- From the 16th to the 18th century, the name Huguenot was applied to members of the Protestant Reformed Church of France known as the French Calvinists.
- The Reformed Church was established in 1550 by John Calvin.
- The French Protestants referred to themselves as "reformees" rather than Huguenots. "Huguenot" was a disrespectful term; it later became an honor of which their descendants are proud.
- Under Francis I and Henry II, the Huguenots suffered severe persecution for their faith, however, they survived an attempt to exterminate them during the Massacre of St. Bartholomew in 1572, and the next thirty years of religious wars.
- In 1598, the Edict of Nantes granted them religious rights, but the edict was revoked in 1685, forcing thousands of Huguenots to flee.
The Edict of Nantes was issued on April 13, 1598, by Henry IV of France. At the time of the Edict, Henry was a Catholic king. He had been a Huguenot before ascending to the throne in 1589, but in order to become king he agreed to conform to the Roman Catholic church. The edict granted unheard of religious rights to the Huguenots by giving them equal civil rights with those of Catholics; accepted their marriage; gave them, under restrictions, permission to meet for worship and for consultations, and granted them cities for the secruity of their rights.
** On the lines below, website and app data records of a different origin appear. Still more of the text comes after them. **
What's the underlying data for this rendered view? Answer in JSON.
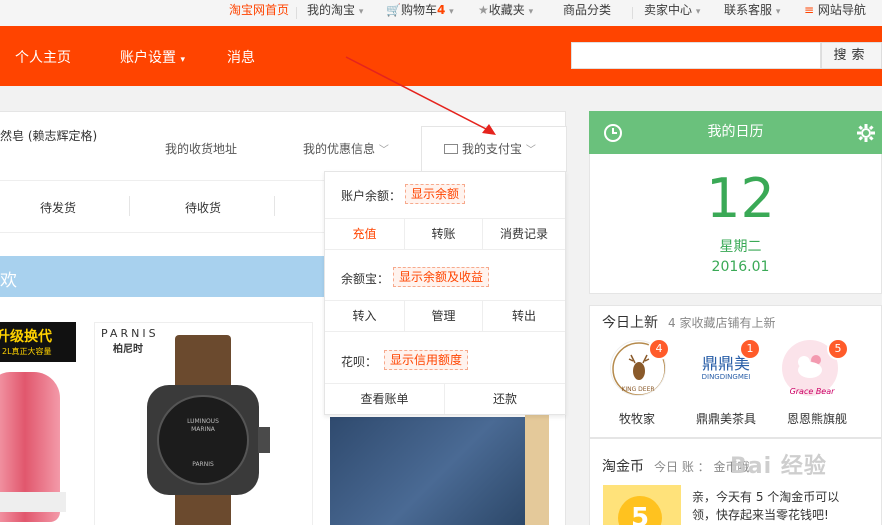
{
  "topbar": {
    "home": "淘宝网首页",
    "my_taobao": "我的淘宝",
    "cart": "购物车",
    "cart_count": "4",
    "favorites": "收藏夹",
    "categories": "商品分类",
    "seller": "卖家中心",
    "support": "联系客服",
    "sitenav": "网站导航"
  },
  "nav": {
    "home": "个人主页",
    "settings": "账户设置",
    "messages": "消息",
    "search_value": "",
    "search_button": "搜索"
  },
  "profile": {
    "username": "然皂 (赖志辉定格)",
    "tabs": [
      "我的收货地址",
      "我的优惠信息",
      "我的支付宝"
    ]
  },
  "orders": [
    "待发货",
    "待收货"
  ],
  "banner_text": "欢",
  "alipay_dropdown": {
    "balance_label": "账户余额：",
    "balance_badge": "显示余额",
    "balance_actions": [
      "充值",
      "转账",
      "消费记录"
    ],
    "yuebao_label": "余额宝：",
    "yuebao_badge": "显示余额及收益",
    "yuebao_actions": [
      "转入",
      "管理",
      "转出"
    ],
    "huabei_label": "花呗：",
    "huabei_badge": "显示信用额度",
    "huabei_actions": [
      "查看账单",
      "还款"
    ]
  },
  "products": {
    "p1_text": "升级换代",
    "p1_sub": "2L真正大容量",
    "p2_brand": "PARNIS",
    "p2_brand_cn": "柏尼时",
    "p2_dial1": "LUMINOUS",
    "p2_dial2": "MARINA",
    "p2_dial3": "PARNIS"
  },
  "calendar": {
    "title": "我的日历",
    "day": "12",
    "weekday": "星期二",
    "year_month": "2016.01"
  },
  "new_today": {
    "title": "今日上新",
    "subtitle": "4 家收藏店铺有上新",
    "shops": [
      {
        "name": "牧牧家",
        "count": "4",
        "logo": "KING DEER"
      },
      {
        "name": "鼎鼎美茶具",
        "count": "1",
        "logo_cn": "鼎鼎美",
        "logo": "DINGDINGMEI"
      },
      {
        "name": "恩恩熊旗舰",
        "count": "5",
        "logo": "Grace Bear"
      }
    ]
  },
  "coins": {
    "title": "淘金币",
    "sub": "今日  账   ：   金币哦",
    "line1": "亲，今天有 5 个淘金币可以",
    "line1_highlight": "5",
    "line2": "领，快存起来当零花钱吧!",
    "badge": "5"
  },
  "watermark": "Bai 经验",
  "colors": {
    "brand_orange": "#ff4400",
    "calendar_green": "#6ac17c",
    "banner_blue": "#a8d1ee",
    "badge_red": "#ff5b2a",
    "arrow_red": "#e5231d"
  }
}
The Revocation of the Edict of Nantes was issued on October 22, 1685, by the French king, Louis XIV. He ranks as one of the most remarkable monarchs in history. He was capable of maintaining a strong kingdom because he never doubted his right to be king. He lived and ruled as a king should have and was determined that Catholicism was to be the only accepted religion for the French people. The Revocation of the Edict of Nantes forbid Huguenots to practice their religion and ordered destruction of their churches and closing of their schools.